Data about app and page elements:
Content starts

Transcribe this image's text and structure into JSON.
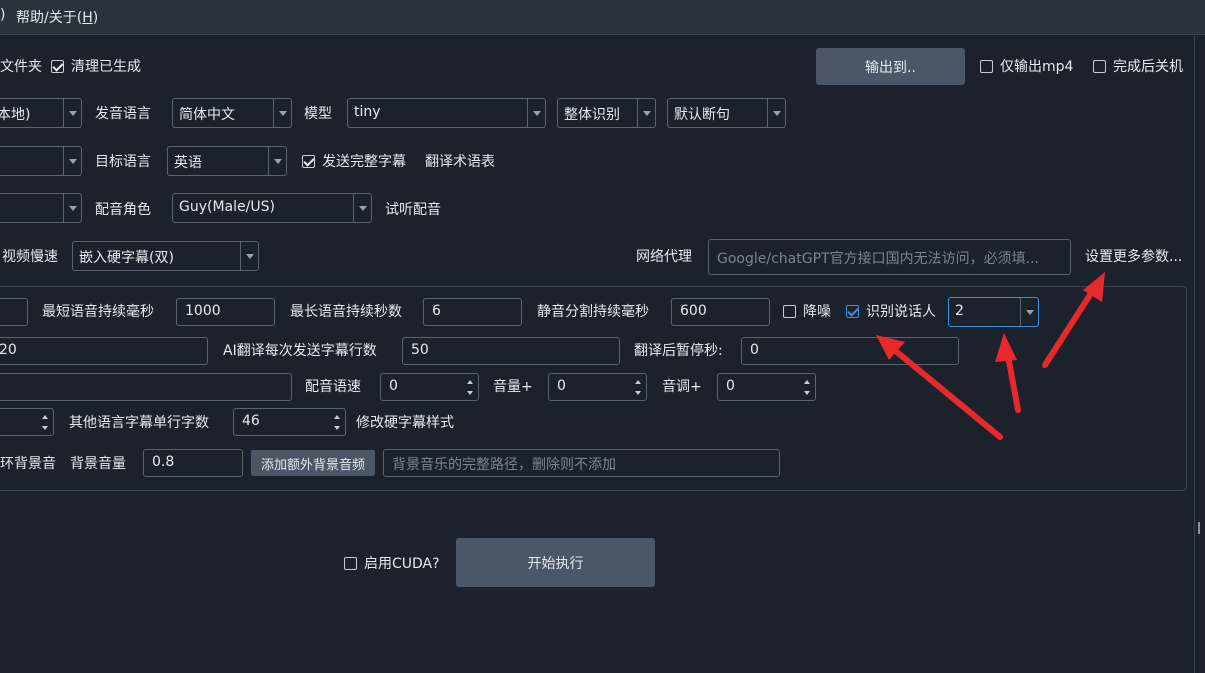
{
  "menubar": {
    "prefix": ")",
    "help": "帮助/关于(",
    "help_key": "H",
    "help_suffix": ")"
  },
  "row1": {
    "folder_label": "文件夹",
    "clean_checkbox": {
      "label": "清理已生成",
      "checked": true
    },
    "output_button": "输出到..",
    "only_mp4": {
      "label": "仅输出mp4",
      "checked": false
    },
    "shutdown": {
      "label": "完成后关机",
      "checked": false
    }
  },
  "row2": {
    "mode_combo": "本地)",
    "lang_label": "发音语言",
    "lang_combo": "简体中文",
    "model_label": "模型",
    "model_combo": "tiny",
    "recog_combo": "整体识别",
    "split_combo": "默认断句"
  },
  "row3": {
    "target_label": "目标语言",
    "target_combo": "英语",
    "send_full": {
      "label": "发送完整字幕",
      "checked": true
    },
    "glossary": "翻译术语表"
  },
  "row4": {
    "role_label": "配音角色",
    "role_combo": "Guy(Male/US)",
    "preview": "试听配音"
  },
  "row5": {
    "slow_label": "视频慢速",
    "subtitle_combo": "嵌入硬字幕(双)",
    "proxy_label": "网络代理",
    "proxy_placeholder": "Google/chatGPT官方接口国内无法访问，必须填...",
    "more_params": "设置更多参数..."
  },
  "row6": {
    "min_label": "最短语音持续毫秒",
    "min_value": "1000",
    "max_label": "最长语音持续秒数",
    "max_value": "6",
    "silence_label": "静音分割持续毫秒",
    "silence_value": "600",
    "denoise": {
      "label": "降噪",
      "checked": false
    },
    "speaker": {
      "label": "识别说话人",
      "checked": true
    },
    "speaker_combo": "2"
  },
  "row7": {
    "left_value": "20",
    "ai_label": "AI翻译每次发送字幕行数",
    "ai_value": "50",
    "pause_label": "翻译后暂停秒:",
    "pause_value": "0"
  },
  "row8": {
    "speed_label": "配音语速",
    "speed_value": "0",
    "volume_label": "音量+",
    "volume_value": "0",
    "pitch_label": "音调+",
    "pitch_value": "0"
  },
  "row9": {
    "other_label": "其他语言字幕单行字数",
    "other_value": "46",
    "style_link": "修改硬字幕样式"
  },
  "row10": {
    "loop_label": "环背景音",
    "bgvol_label": "背景音量",
    "bgvol_value": "0.8",
    "add_bg_button": "添加额外背景音频",
    "bg_path_placeholder": "背景音乐的完整路径，删除则不添加"
  },
  "footer": {
    "cuda": {
      "label": "启用CUDA?",
      "checked": false
    },
    "start_button": "开始执行"
  },
  "colors": {
    "background": "#1b222b",
    "button": "#4b5666",
    "border": "#5a6470",
    "accent": "#3d8fe0",
    "annotation": "#e8292b"
  }
}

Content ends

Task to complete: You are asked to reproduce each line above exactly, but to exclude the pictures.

Problem solution:
Transcribe this image's text and structure into JSON.
{
  "menubar": {
    "prefix": ")",
    "help": "帮助/关于(",
    "help_key": "H",
    "help_suffix": ")"
  },
  "row1": {
    "folder_label": "文件夹",
    "clean_checkbox": {
      "label": "清理已生成",
      "checked": true
    },
    "output_button": "输出到..",
    "only_mp4": {
      "label": "仅输出mp4",
      "checked": false
    },
    "shutdown": {
      "label": "完成后关机",
      "checked": false
    }
  },
  "row2": {
    "mode_combo": "本地)",
    "lang_label": "发音语言",
    "lang_combo": "简体中文",
    "model_label": "模型",
    "model_combo": "tiny",
    "recog_combo": "整体识别",
    "split_combo": "默认断句"
  },
  "row3": {
    "target_label": "目标语言",
    "target_combo": "英语",
    "send_full": {
      "label": "发送完整字幕",
      "checked": true
    },
    "glossary": "翻译术语表"
  },
  "row4": {
    "role_label": "配音角色",
    "role_combo": "Guy(Male/US)",
    "preview": "试听配音"
  },
  "row5": {
    "slow_label": "视频慢速",
    "subtitle_combo": "嵌入硬字幕(双)",
    "proxy_label": "网络代理",
    "proxy_placeholder": "Google/chatGPT官方接口国内无法访问，必须填...",
    "more_params": "设置更多参数..."
  },
  "row6": {
    "min_label": "最短语音持续毫秒",
    "min_value": "1000",
    "max_label": "最长语音持续秒数",
    "max_value": "6",
    "silence_label": "静音分割持续毫秒",
    "silence_value": "600",
    "denoise": {
      "label": "降噪",
      "checked": false
    },
    "speaker": {
      "label": "识别说话人",
      "checked": true
    },
    "speaker_combo": "2"
  },
  "row7": {
    "left_value": "20",
    "ai_label": "AI翻译每次发送字幕行数",
    "ai_value": "50",
    "pause_label": "翻译后暂停秒:",
    "pause_value": "0"
  },
  "row8": {
    "speed_label": "配音语速",
    "speed_value": "0",
    "volume_label": "音量+",
    "volume_value": "0",
    "pitch_label": "音调+",
    "pitch_value": "0"
  },
  "row9": {
    "other_label": "其他语言字幕单行字数",
    "other_value": "46",
    "style_link": "修改硬字幕样式"
  },
  "row10": {
    "loop_label": "环背景音",
    "bgvol_label": "背景音量",
    "bgvol_value": "0.8",
    "add_bg_button": "添加额外背景音频",
    "bg_path_placeholder": "背景音乐的完整路径，删除则不添加"
  },
  "footer": {
    "cuda": {
      "label": "启用CUDA?",
      "checked": false
    },
    "start_button": "开始执行"
  },
  "colors": {
    "background": "#1b222b",
    "button": "#4b5666",
    "border": "#5a6470",
    "accent": "#3d8fe0",
    "annotation": "#e8292b"
  }
}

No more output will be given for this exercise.